The President of Ireland Michael D Higgins and Charles, the Prince of Wales, will next week make a historic visit as joint patrons to the University of Liverpool’s Institute of Irish Studies.
With Brexit just weeks away the President and future King will meet as relations between Dublin and London, which since the Queen’s visit to Ireland in 2011 had been at their best in centuries, continue to deteriorate over Prime Minister Theresa May’s breach of faith over the post-Brexit Border backstop to appease the DUP and right-wing anti-European hardlines in her own party.
President Higgins will make an official three-day visit to the UK taking in Birmingham and Liverpool during which he will visit organisations and places of importance to the local Irish communities and meet members of the public.
In Liverpool, the President will meet the Prince of Wales to sign their joint patronage agreement which was initially announced after a visit to Dumfries House in Scotland in September 2017.
President Higgins will also visit the memorial to the victims of the 1974 Birmingham pub bombings and relatives of the victims.
The Prince of Wales will make his first visit to the University of Liverpool, alongside Honorary Graduate and President of Ireland Michael D. Higgins, to “formally cement their roles as joint patrons” of the Institute of Irish Studies.
Professor Dame Janet Beer, University of Liverpool Vice-Chancellor, said of the special visit: “We are both honoured and delighted to welcome (them).
“The Institute of Irish Studies plays a huge role in shaping the relationship between our islands, through its research, events, student programmes and expertise. This visit provides an excellent opportunity for us to showcase this important work.”
The Prince of Wales will arrive with The Duchess of Cornwall and meet the President and Sabina Higgins at the University’s Victoria Gallery & Museum.

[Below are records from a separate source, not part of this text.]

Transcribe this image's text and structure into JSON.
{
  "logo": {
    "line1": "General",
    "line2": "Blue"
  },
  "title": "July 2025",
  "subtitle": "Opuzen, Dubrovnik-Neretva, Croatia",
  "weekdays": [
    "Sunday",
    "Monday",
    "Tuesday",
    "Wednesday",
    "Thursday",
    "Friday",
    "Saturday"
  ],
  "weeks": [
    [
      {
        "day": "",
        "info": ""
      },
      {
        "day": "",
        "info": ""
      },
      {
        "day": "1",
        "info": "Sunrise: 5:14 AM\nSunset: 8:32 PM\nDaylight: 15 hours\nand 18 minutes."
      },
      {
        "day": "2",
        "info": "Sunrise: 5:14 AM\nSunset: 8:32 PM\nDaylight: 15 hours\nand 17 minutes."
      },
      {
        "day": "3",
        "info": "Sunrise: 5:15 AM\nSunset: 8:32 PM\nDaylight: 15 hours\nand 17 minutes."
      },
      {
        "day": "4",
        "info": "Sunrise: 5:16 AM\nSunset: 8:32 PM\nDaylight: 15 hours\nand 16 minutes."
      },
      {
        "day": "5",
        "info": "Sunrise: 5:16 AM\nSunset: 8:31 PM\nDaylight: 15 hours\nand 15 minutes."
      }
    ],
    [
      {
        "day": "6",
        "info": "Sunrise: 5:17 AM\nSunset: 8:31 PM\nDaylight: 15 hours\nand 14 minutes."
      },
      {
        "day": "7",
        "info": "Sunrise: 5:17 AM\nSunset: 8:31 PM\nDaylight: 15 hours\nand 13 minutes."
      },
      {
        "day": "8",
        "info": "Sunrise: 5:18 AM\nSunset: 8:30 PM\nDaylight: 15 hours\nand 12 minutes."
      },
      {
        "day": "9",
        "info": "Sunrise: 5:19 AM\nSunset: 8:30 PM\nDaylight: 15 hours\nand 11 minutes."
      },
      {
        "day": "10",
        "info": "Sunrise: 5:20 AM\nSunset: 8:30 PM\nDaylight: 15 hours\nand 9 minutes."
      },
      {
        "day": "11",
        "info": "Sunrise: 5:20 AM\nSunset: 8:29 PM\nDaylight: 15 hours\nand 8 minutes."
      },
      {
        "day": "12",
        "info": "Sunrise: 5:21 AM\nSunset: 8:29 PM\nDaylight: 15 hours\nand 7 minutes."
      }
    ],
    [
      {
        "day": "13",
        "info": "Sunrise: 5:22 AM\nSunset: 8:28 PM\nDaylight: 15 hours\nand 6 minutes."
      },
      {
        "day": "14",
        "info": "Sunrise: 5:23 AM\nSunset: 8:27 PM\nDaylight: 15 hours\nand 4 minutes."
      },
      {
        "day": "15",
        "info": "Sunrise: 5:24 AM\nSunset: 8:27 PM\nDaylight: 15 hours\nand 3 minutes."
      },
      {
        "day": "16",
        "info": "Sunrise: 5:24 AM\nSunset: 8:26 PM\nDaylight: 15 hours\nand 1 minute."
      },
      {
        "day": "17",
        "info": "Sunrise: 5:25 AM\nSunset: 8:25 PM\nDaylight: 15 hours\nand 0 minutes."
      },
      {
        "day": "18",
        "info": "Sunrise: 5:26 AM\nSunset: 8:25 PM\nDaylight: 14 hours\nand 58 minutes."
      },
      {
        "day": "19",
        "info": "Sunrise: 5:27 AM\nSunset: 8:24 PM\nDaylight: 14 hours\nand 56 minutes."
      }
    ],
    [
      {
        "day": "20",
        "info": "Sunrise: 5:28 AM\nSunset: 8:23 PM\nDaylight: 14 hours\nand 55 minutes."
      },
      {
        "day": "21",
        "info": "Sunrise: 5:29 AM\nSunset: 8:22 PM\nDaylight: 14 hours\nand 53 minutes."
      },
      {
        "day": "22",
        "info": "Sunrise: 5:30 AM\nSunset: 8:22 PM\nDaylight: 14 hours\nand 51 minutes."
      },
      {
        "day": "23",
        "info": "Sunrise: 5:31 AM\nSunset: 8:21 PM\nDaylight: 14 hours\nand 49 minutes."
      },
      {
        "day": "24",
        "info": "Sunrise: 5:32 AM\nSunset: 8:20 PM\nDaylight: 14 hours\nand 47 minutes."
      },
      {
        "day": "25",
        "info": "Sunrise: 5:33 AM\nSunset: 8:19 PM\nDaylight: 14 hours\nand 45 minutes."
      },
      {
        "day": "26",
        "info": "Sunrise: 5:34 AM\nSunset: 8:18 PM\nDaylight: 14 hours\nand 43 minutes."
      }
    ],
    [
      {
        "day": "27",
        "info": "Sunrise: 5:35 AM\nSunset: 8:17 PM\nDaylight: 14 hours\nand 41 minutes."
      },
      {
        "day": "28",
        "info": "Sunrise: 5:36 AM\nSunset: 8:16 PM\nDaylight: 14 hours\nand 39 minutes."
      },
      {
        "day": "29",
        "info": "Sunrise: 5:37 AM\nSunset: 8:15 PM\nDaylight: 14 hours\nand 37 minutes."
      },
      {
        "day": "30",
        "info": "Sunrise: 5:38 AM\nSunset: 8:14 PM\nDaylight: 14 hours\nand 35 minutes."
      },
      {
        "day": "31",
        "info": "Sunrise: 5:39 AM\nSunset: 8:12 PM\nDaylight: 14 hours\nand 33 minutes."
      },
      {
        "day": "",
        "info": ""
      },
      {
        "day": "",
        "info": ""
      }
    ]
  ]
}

The party will then meet Institute of Irish Studies staff, students and academics; including Director of the Institute of Irish Studies, Professor Peter Shirlow and Head of Department, Professor Lauren Arrington.
Professor Dame Janet Beer will formally welcome the party, before Professor Peter Shirlow delivers a speech to mark the occasion and Professor Frank Shovlin reads poetry by Seamus Heaney.
President Higgins and Prince Charles will meet representatives of the Liverpool Irish Centre, Irish Community Care (Merseyside), Liverpool Irish Festival and Irish businesses, and Irish SEN (special needs) teachers working in the region, and donors, friends and alumni of the Institute.
President Higgins and his wife Sabina welcomed Prince Charles and his wife Camilla to Áras an Uachtaráin in 2017. It was Prince Charles’s third visit to Áras an Uachtaráin. He has previously been a guest of President Higgins’s two predecessors, President Mary Robinson in June 1995, and President Mary McAleese in February 2002.
The heir to the British throne’s last visit had been this third official visit to Ireland in two years.
Professor Shirlow said: “(This) visit highlights the importance of the linkage and mutually enriching relationships that today frame the culture and development of these two intertwined nations.
“In coming to the University and the city and in meeting various Irish groups and others, The Prince of Wales and President of Ireland continue their vision of constructive relationships between these islands that preserves our unique character, but also recognises the richness of our interdependence.
“This is a truly important visit that recognises that the Irish community in Britain makes a vitally important contribution through learning, character and trade.
“The Irish have been the largest source of immigration to Britain for over two centuries and as many as six and a half million people in the UK are estimated to have at least one Irish grandparent.
“The Irish in Britain have undertaken a mutually rich journey through British life and in so doing have influenced and will continue to influence wider developments and identities.”
The University of Liverpool’s Institute of Irish Studies’ arose out of the 1985 Anglo-Irish Agreement and was established in 1988.